The new 70-200VR is slightly shorter and fatter than the VRI, but doesn’t seem too big. In fact, I think it feels just right in the hand. The MF ring is smaller, and this feature, combined with a new A/M AF mode, means that you’ll be unlikely to accidentally engage MF during AF usage by bumping the MF ring. Gone are the AF activation buttons on the end of the lens barrel (I didn’t use those on my old VRI, anyway). The tripod foot is the same as the original, and can be replaced with an Arca-Swiss foot from RRS or Kirk— I was able to use my old foot on the new lens.
More after the jump…
AF and VR performance
In my (very unscientific) testing, AF seems a bit faster and better in dark conditions than with the earlier lens. I’ve since sold my 70-200 VRI, so I’m unable to make direct comparisons at this time. Either way, the AFS focusing is FAST on this lens. The new VRII suggests that you can use this lens at shutter speeds 4-stops slower than without VR. Using the normal math, you’d need 1/200th or faster on FX to get a reasonably sharp image at 200mm without VR. Four stops faster would be 1/12s. Indeed, I’m getting reliably sharp images hand-held at 1/15s, and I can occasionally get sharp shots at 1/5s! So the new VR seems to work as advertised. I still need to do some more testing in backlit conditions, but I think the flare/ghosting problem has been reduced.

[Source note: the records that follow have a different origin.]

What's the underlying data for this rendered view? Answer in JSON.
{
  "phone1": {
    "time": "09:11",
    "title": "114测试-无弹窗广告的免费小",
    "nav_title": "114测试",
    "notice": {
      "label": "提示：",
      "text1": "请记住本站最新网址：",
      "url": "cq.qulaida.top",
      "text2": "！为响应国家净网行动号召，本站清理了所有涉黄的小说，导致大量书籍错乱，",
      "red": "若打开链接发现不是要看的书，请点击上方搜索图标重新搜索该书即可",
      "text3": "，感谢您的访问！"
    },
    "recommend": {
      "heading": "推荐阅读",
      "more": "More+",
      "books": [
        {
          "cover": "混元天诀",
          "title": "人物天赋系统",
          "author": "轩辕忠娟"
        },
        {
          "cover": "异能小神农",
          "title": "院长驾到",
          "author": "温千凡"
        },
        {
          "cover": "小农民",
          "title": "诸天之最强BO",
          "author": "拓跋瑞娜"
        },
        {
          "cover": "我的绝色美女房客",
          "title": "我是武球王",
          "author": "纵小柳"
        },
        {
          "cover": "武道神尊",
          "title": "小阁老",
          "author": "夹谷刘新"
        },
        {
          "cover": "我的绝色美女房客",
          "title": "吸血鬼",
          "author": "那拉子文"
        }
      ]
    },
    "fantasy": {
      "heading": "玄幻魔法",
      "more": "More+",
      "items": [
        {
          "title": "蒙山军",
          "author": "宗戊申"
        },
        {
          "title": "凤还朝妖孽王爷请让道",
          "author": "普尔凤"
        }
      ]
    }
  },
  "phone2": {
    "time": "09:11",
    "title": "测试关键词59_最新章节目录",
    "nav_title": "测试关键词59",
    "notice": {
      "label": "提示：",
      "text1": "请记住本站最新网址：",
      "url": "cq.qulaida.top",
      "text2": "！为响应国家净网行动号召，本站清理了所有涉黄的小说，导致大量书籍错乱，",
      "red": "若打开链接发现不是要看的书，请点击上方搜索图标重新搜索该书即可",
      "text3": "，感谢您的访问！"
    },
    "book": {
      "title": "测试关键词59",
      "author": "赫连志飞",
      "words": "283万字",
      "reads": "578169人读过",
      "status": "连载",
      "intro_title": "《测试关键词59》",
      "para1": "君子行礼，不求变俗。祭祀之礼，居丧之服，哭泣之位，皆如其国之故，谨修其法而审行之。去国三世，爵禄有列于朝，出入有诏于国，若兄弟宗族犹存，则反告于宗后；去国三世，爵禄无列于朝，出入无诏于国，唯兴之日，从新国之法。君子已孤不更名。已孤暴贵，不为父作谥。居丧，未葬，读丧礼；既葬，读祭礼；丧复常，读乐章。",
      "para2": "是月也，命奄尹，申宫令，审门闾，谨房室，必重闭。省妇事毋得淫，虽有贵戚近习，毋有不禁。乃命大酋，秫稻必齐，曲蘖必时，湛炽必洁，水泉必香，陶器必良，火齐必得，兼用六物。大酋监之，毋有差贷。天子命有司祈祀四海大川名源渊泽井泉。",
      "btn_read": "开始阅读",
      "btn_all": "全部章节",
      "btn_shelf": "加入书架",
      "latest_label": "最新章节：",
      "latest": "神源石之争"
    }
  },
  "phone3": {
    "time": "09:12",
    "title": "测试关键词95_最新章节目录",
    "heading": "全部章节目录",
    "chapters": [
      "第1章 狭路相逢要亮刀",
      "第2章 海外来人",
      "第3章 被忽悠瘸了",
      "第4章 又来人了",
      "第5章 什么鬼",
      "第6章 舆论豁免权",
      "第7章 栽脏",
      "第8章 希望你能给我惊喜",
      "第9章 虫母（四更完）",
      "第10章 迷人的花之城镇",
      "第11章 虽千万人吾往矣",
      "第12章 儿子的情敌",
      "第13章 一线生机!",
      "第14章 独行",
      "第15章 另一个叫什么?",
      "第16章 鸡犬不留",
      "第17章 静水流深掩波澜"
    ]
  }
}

The original 70-200 VR was considered a stellar lens when it first came out. The only real drawback was its tendency to ghost/flare in back-lit conditions. When FX format cameras appeared, significant light fall-off and corner sharpness issues became apparent. Even stopped down, the corners on images made with the VRI appeared mushy and soft. The new VRII model is equipped with Nikon’s “Nano Crystal Coating”, and a new optical formula which appears to solve most of these issues. The new 70-200 VRII is stunningly sharp wide open, even in the corners. Light fall-off is moderate wide-open, but quickly disappears as you stop down (something that could not be said about the VRI). Performance with TC-14E and TC-17EII teleconverters is also outstanding; even wide-open!
Magnification, or the lack thereof
There has been some crazy hype going around various photography forums about “focal length reduction” at close-focus distances with the VRII. Here’s what I’m seeing. First of all, the VRI had a magnification ratio of roughly 1:6, the VRII has a magnification of 1:8. In other words, the VRII doesn’t reproduce an image as large as the VRI. This is most apparent at the closest focus distances; 10 feet or less. Why? The VRII is, like most lenses, an internal focusing design. As a consequence, focal length is “lost” as you focus closer and closer. That’s the trade-off you make for a lens that does not have a protruding front element. Of course, the VRI is also an IF design, but for whatever reason the focal length “reduction” is more prominent on the VRII. My experience is this: when you look at test shots, the difference is quite apparent. However, when you actually put this lens to use in normal situations, you really don’t notice the “issue”. However, people who are hard-pressed to use the 70-200mm as a macro lens do have some options, like getting a Canon 500D diopter filter, using a teleconverter, or (even cheaper) using a Kenko auto extension tube. As with all things that swirl around the Internet, it is easy to get caught up in the commotion and emotion of a small, vocal presence of people who wish negativity on everyone. For me, I’ll continue to use this lens a LOT, and I have absolutely no regrets about selling my VRI model to offset the purchase price of the VRII.
The Nikkor 70-200mm f/2.8G AFS VRII is a vastly better lens than its predecessor in nearly every category. It is sharp wide-open, has better AF and VR performance, and handles TCs with ease. Anyone who uses the current 70-200 VR on an FX body will find this lens to be an absolute upgrade, unless they make their living shooting quasi-macro shots from 5 feet away and need maximum magnification. For DX users, the upgrade decision is not so easy, as most of the optical flaws in the 70-200 VRI are not evident on the DX frame. However, if you shoot wide-open and use TCs a lot, then it is worth considering the VRII. Otherwise, there will be some excellent deals for DX users looking to pick up a VRI model on the used market.
Stay tuned and I’ll have some sample images as I get them.